Dataset items
——
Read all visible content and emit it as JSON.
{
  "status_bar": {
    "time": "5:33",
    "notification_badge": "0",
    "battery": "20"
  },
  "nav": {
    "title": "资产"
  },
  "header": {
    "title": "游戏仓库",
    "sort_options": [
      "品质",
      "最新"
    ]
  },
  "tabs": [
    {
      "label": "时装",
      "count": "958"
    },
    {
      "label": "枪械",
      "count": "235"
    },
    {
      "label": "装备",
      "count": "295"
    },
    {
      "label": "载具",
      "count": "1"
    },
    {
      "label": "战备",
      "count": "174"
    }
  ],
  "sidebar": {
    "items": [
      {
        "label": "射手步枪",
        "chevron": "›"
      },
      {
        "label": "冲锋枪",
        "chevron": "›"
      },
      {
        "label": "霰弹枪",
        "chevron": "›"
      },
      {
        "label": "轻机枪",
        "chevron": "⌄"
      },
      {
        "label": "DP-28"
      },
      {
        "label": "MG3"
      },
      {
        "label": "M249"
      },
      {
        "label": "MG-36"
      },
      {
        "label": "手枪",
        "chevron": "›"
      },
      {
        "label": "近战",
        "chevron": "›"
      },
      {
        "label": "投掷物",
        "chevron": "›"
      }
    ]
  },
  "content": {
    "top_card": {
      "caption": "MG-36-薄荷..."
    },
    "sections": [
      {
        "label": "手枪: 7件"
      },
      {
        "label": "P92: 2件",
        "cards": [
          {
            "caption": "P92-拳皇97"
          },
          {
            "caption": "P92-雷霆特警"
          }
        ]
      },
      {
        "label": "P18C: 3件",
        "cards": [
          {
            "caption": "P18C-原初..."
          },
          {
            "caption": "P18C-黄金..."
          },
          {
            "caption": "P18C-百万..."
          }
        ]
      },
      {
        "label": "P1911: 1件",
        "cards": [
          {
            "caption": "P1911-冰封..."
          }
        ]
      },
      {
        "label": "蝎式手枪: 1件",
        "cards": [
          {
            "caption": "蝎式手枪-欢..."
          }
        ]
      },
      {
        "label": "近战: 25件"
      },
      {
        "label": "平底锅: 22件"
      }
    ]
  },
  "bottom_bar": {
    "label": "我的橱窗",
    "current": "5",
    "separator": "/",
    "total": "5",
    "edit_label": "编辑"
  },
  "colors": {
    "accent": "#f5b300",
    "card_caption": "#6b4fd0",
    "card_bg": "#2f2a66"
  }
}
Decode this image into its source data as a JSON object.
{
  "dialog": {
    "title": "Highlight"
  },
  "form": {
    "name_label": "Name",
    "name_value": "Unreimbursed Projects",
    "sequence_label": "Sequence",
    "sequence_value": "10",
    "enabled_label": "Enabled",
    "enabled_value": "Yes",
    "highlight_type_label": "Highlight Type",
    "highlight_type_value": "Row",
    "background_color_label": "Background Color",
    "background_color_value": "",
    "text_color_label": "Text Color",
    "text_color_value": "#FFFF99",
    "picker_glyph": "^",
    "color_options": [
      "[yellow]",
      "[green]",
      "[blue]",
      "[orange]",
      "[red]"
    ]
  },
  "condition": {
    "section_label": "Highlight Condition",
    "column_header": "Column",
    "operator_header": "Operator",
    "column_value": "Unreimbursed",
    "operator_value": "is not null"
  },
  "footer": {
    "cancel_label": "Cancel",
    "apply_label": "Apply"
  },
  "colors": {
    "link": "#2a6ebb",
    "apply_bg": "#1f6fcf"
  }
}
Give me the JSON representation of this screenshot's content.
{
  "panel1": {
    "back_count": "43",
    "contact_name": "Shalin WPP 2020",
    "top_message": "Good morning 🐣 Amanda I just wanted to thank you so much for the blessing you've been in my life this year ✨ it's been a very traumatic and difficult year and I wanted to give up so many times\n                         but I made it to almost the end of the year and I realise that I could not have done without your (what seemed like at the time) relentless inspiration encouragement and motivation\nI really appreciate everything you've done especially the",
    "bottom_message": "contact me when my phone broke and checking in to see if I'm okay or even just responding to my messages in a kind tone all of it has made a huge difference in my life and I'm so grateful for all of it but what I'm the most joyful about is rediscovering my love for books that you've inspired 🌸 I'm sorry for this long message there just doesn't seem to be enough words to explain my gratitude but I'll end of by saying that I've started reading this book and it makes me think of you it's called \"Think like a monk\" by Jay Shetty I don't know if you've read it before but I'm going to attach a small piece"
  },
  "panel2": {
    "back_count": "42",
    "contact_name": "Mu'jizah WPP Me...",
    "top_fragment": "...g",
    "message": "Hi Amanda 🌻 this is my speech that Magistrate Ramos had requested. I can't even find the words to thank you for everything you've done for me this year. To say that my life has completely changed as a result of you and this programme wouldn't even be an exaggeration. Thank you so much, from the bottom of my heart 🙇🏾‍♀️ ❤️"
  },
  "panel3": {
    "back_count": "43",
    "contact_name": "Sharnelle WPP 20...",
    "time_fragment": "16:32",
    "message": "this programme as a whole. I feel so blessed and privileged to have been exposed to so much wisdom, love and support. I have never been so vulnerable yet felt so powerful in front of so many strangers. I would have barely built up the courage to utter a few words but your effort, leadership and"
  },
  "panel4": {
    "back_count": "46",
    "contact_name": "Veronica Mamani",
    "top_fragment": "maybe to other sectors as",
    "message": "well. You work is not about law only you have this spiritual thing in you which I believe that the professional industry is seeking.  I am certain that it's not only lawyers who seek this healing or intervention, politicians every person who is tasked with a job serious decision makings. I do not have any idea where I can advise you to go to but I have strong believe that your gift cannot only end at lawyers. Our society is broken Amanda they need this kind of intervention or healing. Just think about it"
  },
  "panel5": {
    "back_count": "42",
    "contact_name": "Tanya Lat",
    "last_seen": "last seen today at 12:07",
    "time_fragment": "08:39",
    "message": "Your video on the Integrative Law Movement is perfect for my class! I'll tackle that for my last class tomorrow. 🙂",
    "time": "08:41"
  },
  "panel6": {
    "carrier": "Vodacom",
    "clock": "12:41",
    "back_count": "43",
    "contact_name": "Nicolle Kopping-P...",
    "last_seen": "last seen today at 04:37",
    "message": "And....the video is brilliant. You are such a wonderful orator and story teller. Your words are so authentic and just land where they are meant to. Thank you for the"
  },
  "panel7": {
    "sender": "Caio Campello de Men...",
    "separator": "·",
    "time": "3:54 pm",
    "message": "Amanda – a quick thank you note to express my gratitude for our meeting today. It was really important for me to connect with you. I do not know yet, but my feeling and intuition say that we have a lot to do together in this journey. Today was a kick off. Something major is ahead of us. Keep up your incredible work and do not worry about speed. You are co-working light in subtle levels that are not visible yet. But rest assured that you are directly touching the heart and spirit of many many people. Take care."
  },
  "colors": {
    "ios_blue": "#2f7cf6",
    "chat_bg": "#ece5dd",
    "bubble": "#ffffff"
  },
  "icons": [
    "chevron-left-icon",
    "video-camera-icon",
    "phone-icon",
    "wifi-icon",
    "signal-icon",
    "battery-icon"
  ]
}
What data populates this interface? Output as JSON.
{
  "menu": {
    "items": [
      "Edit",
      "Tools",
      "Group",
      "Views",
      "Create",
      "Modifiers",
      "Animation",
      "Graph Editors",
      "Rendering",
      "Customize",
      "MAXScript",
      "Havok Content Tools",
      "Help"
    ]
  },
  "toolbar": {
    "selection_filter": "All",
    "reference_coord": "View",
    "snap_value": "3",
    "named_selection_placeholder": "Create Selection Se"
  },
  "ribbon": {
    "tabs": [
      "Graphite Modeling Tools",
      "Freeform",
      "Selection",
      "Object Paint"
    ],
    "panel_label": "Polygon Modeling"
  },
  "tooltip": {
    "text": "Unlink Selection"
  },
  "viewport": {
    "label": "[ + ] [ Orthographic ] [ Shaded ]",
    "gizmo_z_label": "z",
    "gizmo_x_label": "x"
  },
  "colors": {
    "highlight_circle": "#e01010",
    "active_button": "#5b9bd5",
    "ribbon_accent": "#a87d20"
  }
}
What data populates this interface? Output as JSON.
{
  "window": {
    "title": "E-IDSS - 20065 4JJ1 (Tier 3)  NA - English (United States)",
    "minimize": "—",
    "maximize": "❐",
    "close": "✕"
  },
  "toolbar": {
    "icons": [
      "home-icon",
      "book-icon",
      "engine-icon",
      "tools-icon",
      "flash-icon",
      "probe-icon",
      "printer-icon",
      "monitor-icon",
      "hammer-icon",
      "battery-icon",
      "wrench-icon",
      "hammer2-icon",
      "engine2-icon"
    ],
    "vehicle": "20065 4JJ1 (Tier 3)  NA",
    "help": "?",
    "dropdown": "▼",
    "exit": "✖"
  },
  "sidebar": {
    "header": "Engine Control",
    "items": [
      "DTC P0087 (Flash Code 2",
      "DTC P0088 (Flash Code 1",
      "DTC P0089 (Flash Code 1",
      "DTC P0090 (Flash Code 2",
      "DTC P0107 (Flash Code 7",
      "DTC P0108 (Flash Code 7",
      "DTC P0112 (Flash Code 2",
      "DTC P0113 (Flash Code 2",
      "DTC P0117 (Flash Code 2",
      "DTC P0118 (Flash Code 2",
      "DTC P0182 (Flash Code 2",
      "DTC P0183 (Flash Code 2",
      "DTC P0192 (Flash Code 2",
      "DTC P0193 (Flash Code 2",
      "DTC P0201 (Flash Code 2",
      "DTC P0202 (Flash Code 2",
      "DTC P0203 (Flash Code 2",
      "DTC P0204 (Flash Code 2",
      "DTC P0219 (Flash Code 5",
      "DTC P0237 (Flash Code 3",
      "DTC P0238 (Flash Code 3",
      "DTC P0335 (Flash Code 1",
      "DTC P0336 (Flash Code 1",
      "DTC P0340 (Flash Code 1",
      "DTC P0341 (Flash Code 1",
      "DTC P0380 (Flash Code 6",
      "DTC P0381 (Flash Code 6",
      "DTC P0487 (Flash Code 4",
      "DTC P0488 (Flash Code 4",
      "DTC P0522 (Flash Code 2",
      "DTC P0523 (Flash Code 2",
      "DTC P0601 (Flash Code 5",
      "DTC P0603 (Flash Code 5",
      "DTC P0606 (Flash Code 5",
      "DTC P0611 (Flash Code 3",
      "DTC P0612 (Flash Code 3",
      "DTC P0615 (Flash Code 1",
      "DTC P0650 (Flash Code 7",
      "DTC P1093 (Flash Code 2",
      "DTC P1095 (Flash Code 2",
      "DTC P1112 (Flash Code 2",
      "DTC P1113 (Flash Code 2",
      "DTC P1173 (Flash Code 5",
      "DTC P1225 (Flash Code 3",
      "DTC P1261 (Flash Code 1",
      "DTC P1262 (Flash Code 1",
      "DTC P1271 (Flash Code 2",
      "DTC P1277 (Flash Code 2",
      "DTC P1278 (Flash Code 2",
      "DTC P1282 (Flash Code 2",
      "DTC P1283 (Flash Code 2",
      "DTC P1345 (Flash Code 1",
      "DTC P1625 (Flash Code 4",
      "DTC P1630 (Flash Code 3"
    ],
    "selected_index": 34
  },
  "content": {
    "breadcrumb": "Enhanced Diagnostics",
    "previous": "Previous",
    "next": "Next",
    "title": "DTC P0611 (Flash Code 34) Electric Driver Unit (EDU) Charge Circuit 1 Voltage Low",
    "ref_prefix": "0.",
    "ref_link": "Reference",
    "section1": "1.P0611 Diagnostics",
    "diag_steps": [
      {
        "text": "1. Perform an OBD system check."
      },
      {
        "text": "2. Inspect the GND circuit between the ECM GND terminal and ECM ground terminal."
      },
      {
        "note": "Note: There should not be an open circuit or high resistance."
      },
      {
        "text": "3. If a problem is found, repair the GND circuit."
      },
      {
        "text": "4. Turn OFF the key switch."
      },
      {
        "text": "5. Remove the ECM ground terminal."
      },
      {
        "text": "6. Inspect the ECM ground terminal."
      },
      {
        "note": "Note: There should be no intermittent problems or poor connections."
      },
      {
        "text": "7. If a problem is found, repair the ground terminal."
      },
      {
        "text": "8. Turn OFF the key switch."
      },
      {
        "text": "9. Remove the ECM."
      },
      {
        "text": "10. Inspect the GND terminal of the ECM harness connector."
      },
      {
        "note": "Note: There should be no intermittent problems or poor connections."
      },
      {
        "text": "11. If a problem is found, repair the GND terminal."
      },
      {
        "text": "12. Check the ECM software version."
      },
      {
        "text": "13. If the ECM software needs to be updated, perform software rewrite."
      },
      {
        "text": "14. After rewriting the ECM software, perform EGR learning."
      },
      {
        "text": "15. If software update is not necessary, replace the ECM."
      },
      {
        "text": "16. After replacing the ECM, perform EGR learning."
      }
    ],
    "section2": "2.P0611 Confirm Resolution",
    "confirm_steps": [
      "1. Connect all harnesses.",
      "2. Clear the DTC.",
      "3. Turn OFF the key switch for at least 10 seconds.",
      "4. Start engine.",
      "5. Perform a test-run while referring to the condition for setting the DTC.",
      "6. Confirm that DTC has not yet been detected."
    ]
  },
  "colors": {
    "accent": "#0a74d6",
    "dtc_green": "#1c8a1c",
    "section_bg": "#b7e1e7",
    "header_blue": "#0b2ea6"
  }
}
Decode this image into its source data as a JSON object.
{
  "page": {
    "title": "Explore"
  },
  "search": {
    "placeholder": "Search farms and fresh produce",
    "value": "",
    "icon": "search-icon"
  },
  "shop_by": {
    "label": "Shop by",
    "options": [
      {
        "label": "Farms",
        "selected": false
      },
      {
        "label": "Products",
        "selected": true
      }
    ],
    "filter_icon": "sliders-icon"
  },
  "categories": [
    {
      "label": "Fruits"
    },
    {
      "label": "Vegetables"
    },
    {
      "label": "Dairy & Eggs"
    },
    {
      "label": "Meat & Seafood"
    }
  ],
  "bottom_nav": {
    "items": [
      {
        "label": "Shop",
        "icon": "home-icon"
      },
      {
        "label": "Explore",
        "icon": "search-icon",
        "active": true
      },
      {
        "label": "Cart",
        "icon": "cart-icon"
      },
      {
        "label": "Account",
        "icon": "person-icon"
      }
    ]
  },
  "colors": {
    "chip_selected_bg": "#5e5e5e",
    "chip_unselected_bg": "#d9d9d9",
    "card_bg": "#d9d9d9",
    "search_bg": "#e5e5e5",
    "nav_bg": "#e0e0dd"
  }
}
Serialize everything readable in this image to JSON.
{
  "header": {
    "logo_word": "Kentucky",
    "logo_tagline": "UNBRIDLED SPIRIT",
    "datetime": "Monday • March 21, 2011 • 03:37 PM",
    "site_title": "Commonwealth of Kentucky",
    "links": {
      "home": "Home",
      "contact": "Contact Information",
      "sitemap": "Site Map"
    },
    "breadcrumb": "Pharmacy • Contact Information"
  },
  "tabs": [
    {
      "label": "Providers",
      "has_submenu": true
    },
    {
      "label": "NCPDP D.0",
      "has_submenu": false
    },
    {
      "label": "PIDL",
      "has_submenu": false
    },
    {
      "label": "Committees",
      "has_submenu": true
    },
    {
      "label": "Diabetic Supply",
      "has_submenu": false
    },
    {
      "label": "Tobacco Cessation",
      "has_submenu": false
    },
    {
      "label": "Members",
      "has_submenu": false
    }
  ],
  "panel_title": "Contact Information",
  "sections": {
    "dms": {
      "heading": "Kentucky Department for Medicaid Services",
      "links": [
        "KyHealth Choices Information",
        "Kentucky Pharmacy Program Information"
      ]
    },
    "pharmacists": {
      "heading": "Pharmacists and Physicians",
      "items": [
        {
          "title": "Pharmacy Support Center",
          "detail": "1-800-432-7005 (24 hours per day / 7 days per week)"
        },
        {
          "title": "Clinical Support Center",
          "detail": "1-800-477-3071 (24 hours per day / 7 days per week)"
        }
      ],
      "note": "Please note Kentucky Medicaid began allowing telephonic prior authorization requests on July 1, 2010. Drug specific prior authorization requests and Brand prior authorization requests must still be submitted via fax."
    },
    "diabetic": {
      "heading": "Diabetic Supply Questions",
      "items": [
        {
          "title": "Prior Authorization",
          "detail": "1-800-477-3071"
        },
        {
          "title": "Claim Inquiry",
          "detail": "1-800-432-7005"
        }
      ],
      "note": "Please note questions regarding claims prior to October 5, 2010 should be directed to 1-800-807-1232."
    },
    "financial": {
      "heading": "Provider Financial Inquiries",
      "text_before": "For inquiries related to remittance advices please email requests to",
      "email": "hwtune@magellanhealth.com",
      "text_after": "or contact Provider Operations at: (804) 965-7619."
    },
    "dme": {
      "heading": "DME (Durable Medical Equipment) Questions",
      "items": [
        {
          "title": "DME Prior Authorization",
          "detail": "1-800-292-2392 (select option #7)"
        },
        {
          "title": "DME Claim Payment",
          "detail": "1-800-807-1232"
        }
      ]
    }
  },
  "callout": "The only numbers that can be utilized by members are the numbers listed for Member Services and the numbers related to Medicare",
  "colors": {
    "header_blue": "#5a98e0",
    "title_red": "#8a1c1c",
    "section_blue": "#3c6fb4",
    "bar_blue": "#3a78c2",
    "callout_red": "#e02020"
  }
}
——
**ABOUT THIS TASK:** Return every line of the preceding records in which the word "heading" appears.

**SOLUTION TO THE EXERCISE:**
      "heading": "Kentucky Department for Medicaid Services",
      "heading": "Pharmacists and Physicians",
      "heading": "Diabetic Supply Questions",
      "heading": "Provider Financial Inquiries",
      "heading": "DME (Durable Medical Equipment) Questions",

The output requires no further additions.